What this task involves >>
Some lines of the records below include the word "icon". Report how many, and write nothing besides the number.

Supplied records >>
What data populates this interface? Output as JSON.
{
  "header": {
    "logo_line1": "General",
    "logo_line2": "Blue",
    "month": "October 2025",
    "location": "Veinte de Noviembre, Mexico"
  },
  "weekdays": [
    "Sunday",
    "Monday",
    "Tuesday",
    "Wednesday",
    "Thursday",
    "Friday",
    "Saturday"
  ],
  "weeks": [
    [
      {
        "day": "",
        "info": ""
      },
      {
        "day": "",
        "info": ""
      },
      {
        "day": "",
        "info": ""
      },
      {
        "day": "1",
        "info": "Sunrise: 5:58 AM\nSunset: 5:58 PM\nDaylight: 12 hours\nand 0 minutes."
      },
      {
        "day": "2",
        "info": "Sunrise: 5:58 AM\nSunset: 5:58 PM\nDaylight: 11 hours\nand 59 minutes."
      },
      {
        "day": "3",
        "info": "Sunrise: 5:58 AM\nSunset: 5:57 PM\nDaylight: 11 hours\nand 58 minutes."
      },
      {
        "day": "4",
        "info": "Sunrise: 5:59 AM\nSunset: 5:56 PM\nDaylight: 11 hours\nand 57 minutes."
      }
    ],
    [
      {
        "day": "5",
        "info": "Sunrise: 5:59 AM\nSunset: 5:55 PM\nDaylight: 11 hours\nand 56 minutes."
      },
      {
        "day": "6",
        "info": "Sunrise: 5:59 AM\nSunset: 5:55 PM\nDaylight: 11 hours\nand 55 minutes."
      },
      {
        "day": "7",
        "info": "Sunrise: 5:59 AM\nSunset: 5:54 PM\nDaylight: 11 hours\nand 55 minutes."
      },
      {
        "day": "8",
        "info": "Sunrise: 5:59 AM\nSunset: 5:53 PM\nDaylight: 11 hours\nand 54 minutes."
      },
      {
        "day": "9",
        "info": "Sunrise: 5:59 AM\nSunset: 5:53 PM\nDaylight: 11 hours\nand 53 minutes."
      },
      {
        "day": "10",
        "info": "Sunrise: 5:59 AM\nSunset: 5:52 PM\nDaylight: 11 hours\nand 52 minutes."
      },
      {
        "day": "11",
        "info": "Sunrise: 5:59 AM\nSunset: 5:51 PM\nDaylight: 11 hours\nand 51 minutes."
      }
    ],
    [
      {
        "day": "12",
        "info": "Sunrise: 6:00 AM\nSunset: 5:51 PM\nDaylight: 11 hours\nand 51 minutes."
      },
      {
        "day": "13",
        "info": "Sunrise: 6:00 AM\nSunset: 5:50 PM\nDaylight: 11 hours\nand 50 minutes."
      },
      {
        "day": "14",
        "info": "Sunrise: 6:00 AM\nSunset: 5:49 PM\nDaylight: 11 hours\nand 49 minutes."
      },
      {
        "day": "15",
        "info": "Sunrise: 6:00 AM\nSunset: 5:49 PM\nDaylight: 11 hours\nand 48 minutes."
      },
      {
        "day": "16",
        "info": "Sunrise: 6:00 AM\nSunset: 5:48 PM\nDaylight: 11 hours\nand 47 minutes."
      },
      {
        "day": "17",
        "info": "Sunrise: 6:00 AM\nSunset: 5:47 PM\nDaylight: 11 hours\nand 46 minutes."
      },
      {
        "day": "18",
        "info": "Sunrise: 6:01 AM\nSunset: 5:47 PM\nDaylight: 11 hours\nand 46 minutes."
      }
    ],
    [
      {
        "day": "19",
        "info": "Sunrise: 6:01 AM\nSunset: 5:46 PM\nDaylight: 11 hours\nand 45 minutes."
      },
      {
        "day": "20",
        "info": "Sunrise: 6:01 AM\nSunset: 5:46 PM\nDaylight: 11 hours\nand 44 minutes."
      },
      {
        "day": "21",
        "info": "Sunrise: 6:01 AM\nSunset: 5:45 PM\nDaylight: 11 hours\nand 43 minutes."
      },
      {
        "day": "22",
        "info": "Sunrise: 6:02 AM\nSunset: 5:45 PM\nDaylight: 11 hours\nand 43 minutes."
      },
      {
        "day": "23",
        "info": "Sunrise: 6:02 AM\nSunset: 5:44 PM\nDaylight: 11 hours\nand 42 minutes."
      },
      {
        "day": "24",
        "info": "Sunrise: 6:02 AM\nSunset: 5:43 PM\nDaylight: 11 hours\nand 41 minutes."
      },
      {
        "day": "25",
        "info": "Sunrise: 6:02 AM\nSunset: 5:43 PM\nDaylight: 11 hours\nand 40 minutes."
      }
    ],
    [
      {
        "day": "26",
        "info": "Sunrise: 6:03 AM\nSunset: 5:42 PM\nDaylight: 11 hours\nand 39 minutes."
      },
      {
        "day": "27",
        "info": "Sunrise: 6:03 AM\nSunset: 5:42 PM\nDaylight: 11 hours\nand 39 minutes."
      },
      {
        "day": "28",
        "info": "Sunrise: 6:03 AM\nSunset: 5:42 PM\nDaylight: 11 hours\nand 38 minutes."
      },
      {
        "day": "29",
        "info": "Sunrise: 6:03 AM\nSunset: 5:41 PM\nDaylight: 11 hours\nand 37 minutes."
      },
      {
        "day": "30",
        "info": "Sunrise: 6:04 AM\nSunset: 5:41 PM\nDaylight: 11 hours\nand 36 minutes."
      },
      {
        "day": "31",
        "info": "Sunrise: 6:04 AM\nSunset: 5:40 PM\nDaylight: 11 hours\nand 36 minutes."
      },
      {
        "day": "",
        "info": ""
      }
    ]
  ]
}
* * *
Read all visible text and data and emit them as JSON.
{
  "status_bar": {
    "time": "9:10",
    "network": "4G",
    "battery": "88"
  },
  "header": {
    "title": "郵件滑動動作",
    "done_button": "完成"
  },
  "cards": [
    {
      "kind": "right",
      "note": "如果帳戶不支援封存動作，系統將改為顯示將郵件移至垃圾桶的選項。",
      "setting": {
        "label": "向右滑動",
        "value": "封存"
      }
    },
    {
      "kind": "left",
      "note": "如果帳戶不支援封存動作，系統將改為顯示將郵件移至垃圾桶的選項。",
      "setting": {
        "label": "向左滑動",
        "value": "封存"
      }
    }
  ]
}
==
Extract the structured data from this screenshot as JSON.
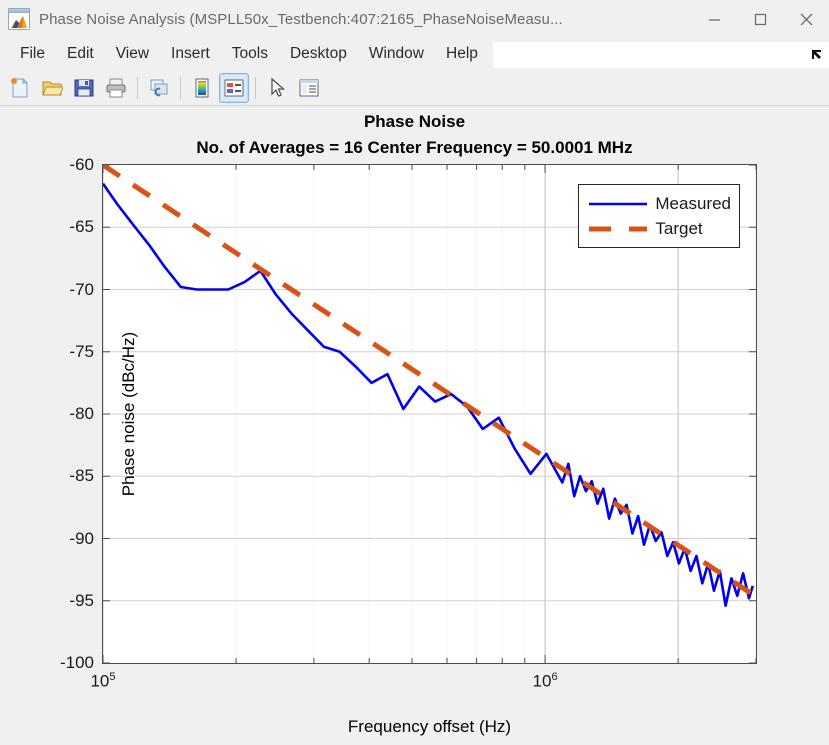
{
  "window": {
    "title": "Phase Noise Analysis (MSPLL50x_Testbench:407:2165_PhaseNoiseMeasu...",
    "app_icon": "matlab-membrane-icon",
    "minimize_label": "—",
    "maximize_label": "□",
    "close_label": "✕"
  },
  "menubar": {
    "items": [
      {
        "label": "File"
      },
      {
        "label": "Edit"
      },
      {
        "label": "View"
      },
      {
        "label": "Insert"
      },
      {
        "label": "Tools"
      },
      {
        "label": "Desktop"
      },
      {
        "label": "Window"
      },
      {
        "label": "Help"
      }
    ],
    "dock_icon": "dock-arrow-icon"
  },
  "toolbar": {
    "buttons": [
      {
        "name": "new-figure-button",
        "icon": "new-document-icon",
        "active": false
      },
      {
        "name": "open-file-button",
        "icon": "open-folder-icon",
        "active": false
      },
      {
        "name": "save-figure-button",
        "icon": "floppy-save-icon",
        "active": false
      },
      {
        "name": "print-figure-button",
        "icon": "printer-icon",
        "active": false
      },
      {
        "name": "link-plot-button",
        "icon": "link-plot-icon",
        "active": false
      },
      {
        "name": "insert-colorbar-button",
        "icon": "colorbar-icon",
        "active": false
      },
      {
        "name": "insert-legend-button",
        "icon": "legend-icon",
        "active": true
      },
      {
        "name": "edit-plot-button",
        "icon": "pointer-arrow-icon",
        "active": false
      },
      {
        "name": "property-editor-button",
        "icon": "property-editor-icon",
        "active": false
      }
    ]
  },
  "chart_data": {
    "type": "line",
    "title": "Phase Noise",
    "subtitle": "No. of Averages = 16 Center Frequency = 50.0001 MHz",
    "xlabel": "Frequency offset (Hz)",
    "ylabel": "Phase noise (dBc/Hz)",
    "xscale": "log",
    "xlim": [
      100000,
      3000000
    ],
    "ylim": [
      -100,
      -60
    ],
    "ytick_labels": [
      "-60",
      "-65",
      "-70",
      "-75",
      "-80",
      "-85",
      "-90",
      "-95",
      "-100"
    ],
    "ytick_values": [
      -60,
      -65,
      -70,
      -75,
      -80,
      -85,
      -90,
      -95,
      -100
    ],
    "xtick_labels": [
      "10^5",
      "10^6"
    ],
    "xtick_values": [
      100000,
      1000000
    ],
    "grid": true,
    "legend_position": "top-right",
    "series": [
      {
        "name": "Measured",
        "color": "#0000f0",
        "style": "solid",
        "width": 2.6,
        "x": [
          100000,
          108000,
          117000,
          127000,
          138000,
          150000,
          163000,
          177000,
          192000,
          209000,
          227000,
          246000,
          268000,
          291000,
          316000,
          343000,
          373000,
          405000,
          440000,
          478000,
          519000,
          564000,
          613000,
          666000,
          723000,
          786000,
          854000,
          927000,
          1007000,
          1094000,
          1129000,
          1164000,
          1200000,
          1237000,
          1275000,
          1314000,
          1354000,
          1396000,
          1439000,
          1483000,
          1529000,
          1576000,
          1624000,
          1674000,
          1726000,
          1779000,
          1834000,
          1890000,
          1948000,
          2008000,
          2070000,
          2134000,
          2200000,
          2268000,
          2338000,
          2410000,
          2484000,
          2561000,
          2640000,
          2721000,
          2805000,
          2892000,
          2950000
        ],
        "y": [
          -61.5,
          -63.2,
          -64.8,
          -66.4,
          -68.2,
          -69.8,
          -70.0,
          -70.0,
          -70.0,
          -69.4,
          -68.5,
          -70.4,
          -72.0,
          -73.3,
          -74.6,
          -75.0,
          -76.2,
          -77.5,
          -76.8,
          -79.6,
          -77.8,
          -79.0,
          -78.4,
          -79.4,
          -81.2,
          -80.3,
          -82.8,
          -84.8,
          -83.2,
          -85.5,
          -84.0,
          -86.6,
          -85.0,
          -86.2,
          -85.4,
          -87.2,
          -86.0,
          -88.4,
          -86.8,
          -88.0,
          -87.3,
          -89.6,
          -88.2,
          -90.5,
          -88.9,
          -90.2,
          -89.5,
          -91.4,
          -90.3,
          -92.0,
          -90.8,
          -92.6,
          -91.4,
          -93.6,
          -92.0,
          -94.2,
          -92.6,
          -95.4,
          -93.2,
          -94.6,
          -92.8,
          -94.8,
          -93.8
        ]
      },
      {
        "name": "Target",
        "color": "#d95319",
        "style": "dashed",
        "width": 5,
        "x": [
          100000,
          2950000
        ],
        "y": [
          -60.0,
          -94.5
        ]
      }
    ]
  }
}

Task response >>
11